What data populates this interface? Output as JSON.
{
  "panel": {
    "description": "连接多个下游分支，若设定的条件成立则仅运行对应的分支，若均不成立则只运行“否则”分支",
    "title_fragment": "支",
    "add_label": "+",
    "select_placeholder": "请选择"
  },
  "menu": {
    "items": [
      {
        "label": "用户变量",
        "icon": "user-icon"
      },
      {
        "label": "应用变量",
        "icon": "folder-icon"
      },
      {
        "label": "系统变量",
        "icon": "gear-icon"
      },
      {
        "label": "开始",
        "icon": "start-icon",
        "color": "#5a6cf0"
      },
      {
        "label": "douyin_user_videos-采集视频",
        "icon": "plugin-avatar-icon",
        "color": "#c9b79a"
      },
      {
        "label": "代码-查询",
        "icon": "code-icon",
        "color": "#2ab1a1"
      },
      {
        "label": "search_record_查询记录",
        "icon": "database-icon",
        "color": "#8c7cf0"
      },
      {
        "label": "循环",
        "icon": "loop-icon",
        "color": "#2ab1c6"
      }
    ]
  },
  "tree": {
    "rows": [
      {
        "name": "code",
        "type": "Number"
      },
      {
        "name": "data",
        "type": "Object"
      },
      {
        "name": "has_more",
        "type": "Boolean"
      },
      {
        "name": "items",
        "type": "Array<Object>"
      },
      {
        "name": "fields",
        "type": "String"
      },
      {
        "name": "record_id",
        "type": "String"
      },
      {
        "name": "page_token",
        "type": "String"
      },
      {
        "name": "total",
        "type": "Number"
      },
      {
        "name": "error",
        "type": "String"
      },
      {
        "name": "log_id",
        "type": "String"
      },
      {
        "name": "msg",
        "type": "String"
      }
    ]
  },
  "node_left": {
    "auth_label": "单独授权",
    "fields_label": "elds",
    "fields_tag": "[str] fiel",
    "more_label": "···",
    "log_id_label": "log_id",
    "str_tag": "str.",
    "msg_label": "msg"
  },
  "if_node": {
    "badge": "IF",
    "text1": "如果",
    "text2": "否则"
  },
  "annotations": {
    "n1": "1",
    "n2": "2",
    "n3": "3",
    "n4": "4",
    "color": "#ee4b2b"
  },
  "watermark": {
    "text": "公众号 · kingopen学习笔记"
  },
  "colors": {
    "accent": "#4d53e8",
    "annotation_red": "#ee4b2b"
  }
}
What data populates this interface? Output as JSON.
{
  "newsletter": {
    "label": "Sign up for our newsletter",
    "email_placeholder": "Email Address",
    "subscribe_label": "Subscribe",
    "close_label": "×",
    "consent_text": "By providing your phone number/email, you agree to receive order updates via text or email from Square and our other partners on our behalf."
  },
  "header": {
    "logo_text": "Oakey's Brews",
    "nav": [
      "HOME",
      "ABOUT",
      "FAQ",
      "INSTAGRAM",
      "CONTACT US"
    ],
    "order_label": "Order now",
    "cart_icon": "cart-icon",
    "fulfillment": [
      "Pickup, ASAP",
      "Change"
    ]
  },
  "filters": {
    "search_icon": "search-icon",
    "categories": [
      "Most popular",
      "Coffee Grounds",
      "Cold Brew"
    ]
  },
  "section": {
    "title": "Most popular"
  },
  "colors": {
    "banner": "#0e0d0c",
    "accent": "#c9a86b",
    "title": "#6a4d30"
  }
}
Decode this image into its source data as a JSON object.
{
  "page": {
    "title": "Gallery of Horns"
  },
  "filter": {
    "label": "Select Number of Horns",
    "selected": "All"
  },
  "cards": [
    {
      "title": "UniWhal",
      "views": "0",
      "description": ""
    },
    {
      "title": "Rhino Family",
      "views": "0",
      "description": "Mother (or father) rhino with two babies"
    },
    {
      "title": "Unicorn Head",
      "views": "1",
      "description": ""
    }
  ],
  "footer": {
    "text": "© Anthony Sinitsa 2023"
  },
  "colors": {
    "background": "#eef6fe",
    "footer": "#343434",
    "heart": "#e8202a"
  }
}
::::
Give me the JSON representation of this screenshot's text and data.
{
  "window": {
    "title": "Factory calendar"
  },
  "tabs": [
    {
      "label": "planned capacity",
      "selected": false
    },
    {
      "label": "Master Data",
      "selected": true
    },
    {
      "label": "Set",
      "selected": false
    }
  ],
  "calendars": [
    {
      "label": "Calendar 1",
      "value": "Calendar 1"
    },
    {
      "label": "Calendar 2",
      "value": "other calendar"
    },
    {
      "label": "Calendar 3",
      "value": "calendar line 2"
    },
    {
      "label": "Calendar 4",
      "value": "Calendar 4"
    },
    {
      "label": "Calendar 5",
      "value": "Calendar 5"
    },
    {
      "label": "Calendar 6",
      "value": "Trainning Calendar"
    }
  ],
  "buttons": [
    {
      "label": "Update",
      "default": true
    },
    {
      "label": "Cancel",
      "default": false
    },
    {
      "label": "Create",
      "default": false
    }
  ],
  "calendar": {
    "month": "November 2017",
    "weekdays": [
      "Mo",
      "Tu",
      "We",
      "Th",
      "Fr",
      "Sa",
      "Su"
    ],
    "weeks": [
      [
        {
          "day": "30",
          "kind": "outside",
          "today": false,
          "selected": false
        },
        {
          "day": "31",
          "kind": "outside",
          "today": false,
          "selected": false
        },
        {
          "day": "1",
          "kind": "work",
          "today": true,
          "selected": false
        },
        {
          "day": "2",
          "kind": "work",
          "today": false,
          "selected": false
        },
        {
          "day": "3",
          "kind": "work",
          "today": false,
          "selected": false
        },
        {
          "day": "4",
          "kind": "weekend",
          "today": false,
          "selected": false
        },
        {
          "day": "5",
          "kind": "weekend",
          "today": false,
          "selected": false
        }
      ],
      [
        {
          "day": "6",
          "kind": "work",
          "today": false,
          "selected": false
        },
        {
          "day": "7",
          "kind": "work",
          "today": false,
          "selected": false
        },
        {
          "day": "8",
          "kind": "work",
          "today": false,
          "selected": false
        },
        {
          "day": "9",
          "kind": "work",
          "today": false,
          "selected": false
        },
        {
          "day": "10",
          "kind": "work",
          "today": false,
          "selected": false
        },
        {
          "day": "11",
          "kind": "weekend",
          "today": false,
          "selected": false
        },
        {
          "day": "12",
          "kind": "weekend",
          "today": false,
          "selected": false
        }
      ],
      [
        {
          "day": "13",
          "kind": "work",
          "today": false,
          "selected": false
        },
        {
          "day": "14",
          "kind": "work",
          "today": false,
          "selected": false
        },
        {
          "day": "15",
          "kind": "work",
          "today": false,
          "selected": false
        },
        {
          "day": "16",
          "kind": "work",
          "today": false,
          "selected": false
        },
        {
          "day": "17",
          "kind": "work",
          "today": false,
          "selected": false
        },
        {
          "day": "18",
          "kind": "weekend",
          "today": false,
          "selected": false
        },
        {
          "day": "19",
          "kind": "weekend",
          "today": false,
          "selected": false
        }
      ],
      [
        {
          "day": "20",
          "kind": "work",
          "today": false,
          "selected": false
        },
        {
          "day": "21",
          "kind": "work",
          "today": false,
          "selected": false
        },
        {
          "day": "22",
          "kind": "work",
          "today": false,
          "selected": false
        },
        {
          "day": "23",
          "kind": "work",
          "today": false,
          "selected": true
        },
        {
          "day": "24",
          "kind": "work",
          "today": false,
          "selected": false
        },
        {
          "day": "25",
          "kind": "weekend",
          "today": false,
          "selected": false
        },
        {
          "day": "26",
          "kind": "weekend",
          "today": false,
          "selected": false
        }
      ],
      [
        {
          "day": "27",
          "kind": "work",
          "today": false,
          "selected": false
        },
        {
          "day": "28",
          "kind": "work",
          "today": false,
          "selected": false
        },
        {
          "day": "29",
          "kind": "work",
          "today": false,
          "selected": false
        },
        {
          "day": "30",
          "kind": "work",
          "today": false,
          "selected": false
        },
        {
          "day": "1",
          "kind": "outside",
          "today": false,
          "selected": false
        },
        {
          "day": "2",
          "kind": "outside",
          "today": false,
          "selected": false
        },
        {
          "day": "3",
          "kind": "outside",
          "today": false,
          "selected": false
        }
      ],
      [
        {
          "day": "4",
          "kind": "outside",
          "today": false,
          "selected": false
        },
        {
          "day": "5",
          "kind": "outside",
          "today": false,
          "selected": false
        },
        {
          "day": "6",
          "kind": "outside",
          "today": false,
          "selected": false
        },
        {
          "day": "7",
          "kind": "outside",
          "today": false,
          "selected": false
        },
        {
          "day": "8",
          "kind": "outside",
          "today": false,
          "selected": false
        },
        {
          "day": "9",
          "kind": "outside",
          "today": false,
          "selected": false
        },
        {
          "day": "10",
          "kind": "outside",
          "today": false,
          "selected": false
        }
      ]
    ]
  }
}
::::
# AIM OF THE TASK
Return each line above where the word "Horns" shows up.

# RESULT OF THE TASK
    "title": "Gallery of Horns"
    "label": "Select Number of Horns",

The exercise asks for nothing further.